Maybe You're Invested - What Now?
By Ryan J. Puplava CMT, August 3, 2009
There is a lot of talk about this market being overbought. There’s just as much talk about how many investors aren’t in this rally and they want in. Let’s start the talk for those that ARE in this market – what now? What are some signs to watch out for? Are you day-trading in and out of positions? Why not let those winners run? Here are some guidelines to help let those profits run in a trending environment.
Oscillators vs. Moving Averages
Oscillators are indicators that fluctuate between extremes and are best used when a security is trading within an identifiable range. When a trend has formed, oscillators can remain at extreme levels for an extended period of time. That is why they are not the best indicator to follow while a market is trending. A better indicator to follow in a trending environment is the moving average along with other indicators of the same ilk such as the Bollinger Bands and the Parabolic SAR.
Banded oscillators, such as RSI and Stochastics, are telling investors that the stock market is overbought right now. What does that mean? RSI and Stochastics are indicators that are bounded from 0 to 100. A reading can never go below 0 and can never go above 100. When the RSI reads above 70 a security is considered overbought. When a stochastic reads above 80 a security is considered overbought. Below is a chart of the S&P 500 along with both the RSI and the Slow Stochastic.
If you look at the chart above, this market has been overbought for some time – Since July 23rd for the RSI and since July 17th for the slow stochastic indicator. The stochastic indicator has been overbought for 11 trading days! Trending markets can remain in overbought territory.

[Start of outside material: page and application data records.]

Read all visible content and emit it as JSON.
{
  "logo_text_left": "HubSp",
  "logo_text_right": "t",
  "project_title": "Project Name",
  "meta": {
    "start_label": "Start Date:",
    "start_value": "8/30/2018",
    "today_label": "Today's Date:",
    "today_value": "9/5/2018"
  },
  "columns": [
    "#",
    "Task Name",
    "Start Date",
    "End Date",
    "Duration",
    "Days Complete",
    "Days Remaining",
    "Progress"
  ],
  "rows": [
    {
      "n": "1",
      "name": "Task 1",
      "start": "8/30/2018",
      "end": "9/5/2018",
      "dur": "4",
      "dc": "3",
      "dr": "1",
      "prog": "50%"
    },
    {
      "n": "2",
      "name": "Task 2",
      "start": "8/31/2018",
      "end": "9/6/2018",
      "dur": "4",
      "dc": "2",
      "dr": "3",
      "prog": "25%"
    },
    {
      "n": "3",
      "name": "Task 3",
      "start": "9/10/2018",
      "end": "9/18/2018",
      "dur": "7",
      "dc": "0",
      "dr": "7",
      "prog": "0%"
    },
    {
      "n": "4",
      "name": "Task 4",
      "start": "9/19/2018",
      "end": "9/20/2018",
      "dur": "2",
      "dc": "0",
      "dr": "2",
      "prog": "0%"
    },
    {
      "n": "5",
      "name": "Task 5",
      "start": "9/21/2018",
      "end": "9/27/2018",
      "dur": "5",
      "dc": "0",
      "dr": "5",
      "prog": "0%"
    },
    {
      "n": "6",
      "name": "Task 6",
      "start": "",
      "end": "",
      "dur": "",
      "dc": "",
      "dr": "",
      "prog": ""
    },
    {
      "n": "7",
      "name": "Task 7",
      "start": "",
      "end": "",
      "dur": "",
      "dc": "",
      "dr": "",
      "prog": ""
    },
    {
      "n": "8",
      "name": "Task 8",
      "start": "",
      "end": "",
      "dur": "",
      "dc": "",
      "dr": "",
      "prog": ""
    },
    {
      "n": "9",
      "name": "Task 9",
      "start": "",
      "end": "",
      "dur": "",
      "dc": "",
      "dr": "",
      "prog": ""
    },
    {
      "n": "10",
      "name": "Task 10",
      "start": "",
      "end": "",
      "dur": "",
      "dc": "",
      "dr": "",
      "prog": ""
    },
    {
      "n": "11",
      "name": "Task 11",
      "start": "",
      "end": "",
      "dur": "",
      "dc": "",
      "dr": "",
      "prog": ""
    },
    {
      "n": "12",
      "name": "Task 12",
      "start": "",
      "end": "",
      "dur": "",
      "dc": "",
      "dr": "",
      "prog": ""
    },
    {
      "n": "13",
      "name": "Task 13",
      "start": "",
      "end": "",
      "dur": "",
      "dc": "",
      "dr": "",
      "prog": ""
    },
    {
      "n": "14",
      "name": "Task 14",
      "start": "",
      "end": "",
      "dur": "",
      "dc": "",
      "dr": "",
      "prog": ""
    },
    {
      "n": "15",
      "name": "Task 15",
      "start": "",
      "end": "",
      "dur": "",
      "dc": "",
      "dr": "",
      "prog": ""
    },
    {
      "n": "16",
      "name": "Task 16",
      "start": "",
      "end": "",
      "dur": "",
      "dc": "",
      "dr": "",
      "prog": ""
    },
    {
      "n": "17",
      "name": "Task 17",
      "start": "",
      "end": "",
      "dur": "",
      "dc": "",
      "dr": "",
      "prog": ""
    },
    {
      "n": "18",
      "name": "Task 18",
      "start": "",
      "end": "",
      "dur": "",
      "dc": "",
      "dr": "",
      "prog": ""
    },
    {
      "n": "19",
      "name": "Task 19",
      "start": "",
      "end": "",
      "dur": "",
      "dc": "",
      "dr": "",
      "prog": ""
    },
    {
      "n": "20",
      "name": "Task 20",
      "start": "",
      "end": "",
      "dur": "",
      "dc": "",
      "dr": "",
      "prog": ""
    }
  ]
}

Moving averages smooth a series of data over a specified period of time. The shorter the time period, the more sensitive the moving average and the more “noise” it can create in volatile markets. Moving averages are the foundation of other technical indicators such as the Bollinger band. Because moving averages smooth out the data, it makes it easier to tune out some of the noise and identify the direction of the trend. The only problem with a moving average is that it has a lag due to the average calculation. Exponential averages attempt to eliminate some of this lag by weighting near-term data with a higher priority.
Moving averages follow a trend. They are one of the best places to go to find that a trend is changing. When a moving average is rising, the trend is up. When it is falling, the trend is down. So it is that following the moving average can help us follow the trend. In the case of the S&P 500, a chart below shows two widely used moving averages, the intermediate-term 50-day moving average and the short-term 20-day moving average.
From December 2008 to March 2009 the (blue) 50-day moving average (DMA) was declining. It turned flat in April and has been climbing (confirming an uptrend) since May 2009. A noisier, but faster turning short-term moving average is the 20 DMA (yellow). The 20 DMA turned up in March almost a full month and a half before the intermediate trending 50 DMA. At this moment in time, both your short-term and intermediate-term DMAs are moving higher confirming an uptrend.
Other helpful trending indicators are the Bollinger Bands and the Parabolic SAR. Bollinger Bands contain an upper and lower band set to 2 standard deviations around a simple moving average. The upper band is 2 standard deviations higher than the moving average and the lower band is 2 standard deviations lower. Periods of low volatility are identified by tight bands around the moving average. Periods of high volatility are marked by very wide bands around the moving average. There is a tendency to move from one mode to the other.
For the current S&P 500 index chart, what we’re looking for is a top signal. This can happen a number of different ways but here are three steps in the process to watch out for:
- Price breaks above the upper band
- Price fails to break above the upper band on a second peak
- Confirmation with a break below the 20 DMA (middle band)
The current situation shows that we broke above the upper band in July and we’ve come back inside the upper channel. If price fails to break above the upper band on a subsequent peak, it will be our second sign of a possible correction. Confirmation would then be given with a break below the 20 DMA (middle band).
The Parabolic SAR can also be helpful in identifying the end of a trend. The Parabolic SAR creates a trailing stop below an upward trending market and above a falling market. Buy and Sell signals are triggered when the price moves through the Parabolic SAR. When a signal is created, a new trailing stop is created in the opposite direction. The indicator is not as widely used to determine trend as it is to help identify a stop to get out of the market (or in). Here are some of the signals given by the Parabolic SAR this year.
There is no black box to investing. There’s no magic indicator that will solve all your timing needs. Technical analysis is about using all of the pieces of the puzzle to determine what the picture of the puzzle is. The tools above are useful tools when used together to piece the clues that momentum and psychology can give us on the puzzle. 1000 is a key psychological barrier in itself and is just another piece of the puzzle. The market is overbought, yes, but that in itself is another piece of the puzzle. No individual piece can stand alone as a proxy to this puzzle. While the market is trending, there are few more useful indicators to watch here other than just the oscillators. Look to the moving averages, Bollinger Band, and the Parabolic SAR for some helpful indicators that will allow you to let your winnings run. Don’t get too overexcited and allow 1-3 bad days to make you jump ship just because this market is overbought.
© 2009 Ryan Puplava